It may seem long and difficult. It is. Edgeryders was never meant to be easy. It was meant to be for real, to forge a diffused squad of doers that can help each other doing difficult, scary, ambitious things in a world thrown off-balance. But consider this: every bit of effort you put in talking to us will save everyone else effort. In the long run, if we stick to each other as a community, we will be super-efficient, because each person will take back 100-folds in reading carefully edited content what she has to put in writing it!

Asking questions is more cool than having the answer.

Thanks for the recommendation Alberto.

I’m fabrizio Terzi and contributor of the page, so I don’t consider acopy/paste third party, but instead an attempt to answer some questions with you that might be useful to introduce newcamers into the project.   We we might solve  “The caos of partecipation” by empower Wrapper member position who describes the new state of the project preparing weekly (or daily) reports about activities, new post & ideas  and than filtering and organizing  new contents for all members instead of receiving redundant content and massive flows of information.

Most organizations (even community) publish a set of rules to guide how they want their people to act inside the organization. More often than not, most of these rules tell us what not to do.Don’t lie. Don’t steal. Don’t use the copy machine after 8pm. Don’t use company resources for personal use. I think offering a set of rules is a good thing - they help maintain order inside an organziation. Understanding the value of such guidance, I recently issued a set of rules to my team. But there’s a catch. In our organization, there will be no rules to tell us what not to do.

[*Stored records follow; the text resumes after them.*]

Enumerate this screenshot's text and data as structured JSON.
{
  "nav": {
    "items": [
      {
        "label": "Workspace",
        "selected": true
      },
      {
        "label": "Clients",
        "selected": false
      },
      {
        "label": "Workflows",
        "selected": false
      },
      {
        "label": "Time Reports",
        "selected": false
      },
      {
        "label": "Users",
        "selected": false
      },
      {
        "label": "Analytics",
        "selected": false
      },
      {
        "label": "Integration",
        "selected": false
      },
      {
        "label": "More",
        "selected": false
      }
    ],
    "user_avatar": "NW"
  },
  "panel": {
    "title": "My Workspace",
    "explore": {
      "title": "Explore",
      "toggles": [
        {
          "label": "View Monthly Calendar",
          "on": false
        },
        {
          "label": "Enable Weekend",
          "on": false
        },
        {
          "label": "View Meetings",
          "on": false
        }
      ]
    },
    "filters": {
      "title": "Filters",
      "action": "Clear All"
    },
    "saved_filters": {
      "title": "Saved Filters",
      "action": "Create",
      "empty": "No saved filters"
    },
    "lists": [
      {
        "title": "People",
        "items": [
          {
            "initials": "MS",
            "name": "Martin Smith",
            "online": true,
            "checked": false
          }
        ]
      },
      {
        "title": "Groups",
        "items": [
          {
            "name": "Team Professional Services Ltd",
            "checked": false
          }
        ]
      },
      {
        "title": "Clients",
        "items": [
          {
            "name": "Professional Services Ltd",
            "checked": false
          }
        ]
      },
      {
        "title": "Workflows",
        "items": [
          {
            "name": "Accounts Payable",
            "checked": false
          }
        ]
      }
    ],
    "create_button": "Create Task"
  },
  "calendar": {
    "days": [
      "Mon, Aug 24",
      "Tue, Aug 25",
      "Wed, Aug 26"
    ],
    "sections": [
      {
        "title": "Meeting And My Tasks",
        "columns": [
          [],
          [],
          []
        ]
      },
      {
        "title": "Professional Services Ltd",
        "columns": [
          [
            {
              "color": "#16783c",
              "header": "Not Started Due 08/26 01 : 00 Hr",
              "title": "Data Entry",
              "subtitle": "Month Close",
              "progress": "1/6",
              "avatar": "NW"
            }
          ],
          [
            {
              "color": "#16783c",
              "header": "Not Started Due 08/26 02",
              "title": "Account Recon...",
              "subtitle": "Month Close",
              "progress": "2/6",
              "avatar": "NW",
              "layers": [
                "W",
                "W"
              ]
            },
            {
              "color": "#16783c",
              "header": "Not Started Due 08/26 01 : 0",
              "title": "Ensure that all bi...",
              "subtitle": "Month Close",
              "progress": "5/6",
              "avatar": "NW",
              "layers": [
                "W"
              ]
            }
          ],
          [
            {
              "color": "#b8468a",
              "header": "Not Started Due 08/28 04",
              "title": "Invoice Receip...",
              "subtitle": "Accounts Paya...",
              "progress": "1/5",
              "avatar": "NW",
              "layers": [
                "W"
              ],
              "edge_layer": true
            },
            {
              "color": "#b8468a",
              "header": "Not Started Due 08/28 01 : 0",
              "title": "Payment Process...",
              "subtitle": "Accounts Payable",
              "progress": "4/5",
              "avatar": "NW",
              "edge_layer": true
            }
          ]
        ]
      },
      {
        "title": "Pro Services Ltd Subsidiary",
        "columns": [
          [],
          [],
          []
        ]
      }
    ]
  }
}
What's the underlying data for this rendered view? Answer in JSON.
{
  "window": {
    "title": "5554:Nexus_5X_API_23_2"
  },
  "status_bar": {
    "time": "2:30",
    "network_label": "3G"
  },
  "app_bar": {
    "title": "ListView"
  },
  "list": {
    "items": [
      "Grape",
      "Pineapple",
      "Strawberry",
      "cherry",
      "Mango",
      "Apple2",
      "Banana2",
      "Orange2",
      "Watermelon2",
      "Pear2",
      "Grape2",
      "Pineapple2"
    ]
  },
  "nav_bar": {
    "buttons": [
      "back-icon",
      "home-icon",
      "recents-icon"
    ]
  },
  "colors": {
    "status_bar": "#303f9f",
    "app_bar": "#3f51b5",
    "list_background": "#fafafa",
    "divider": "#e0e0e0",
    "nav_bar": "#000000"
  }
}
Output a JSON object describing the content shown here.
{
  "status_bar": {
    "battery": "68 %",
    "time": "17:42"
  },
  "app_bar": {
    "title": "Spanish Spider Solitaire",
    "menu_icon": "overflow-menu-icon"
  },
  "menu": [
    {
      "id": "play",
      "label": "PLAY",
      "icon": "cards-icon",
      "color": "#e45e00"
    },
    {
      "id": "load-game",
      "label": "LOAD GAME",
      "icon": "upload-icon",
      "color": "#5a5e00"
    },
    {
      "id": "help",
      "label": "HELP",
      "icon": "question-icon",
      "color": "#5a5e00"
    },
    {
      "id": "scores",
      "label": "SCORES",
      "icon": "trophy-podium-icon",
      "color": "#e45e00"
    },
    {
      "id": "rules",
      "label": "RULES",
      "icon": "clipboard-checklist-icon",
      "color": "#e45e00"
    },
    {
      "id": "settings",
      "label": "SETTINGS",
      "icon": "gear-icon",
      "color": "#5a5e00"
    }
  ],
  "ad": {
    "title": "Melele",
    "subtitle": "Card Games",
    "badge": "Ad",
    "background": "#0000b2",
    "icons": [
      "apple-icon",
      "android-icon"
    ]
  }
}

Rules that tell us what not to do hold people back. Instead the rules should help push people forward. In our project, the rules consist of a list of the things that are allowed.

It’s called “The Allowed List by Simon Sinek”, and this is what it says.

You are allowed to:

  1. Make the decision you think is the right decision to make
  2. Start something that needs to be started to help advance the cause
  3. Ask for help whenever you want it
  4. Help others whenever you can (even if they don’t ask for it)
  5. Take time off to do something that inspires, excites and energizes you

For  me, that oen meant summing up the high points that we saw over a given period of time because when we are closed to ideas, what we get is criticism, when we are open to ideas, what we get is advice.

How can I candidate Bergamo hub project to Edgerider Community?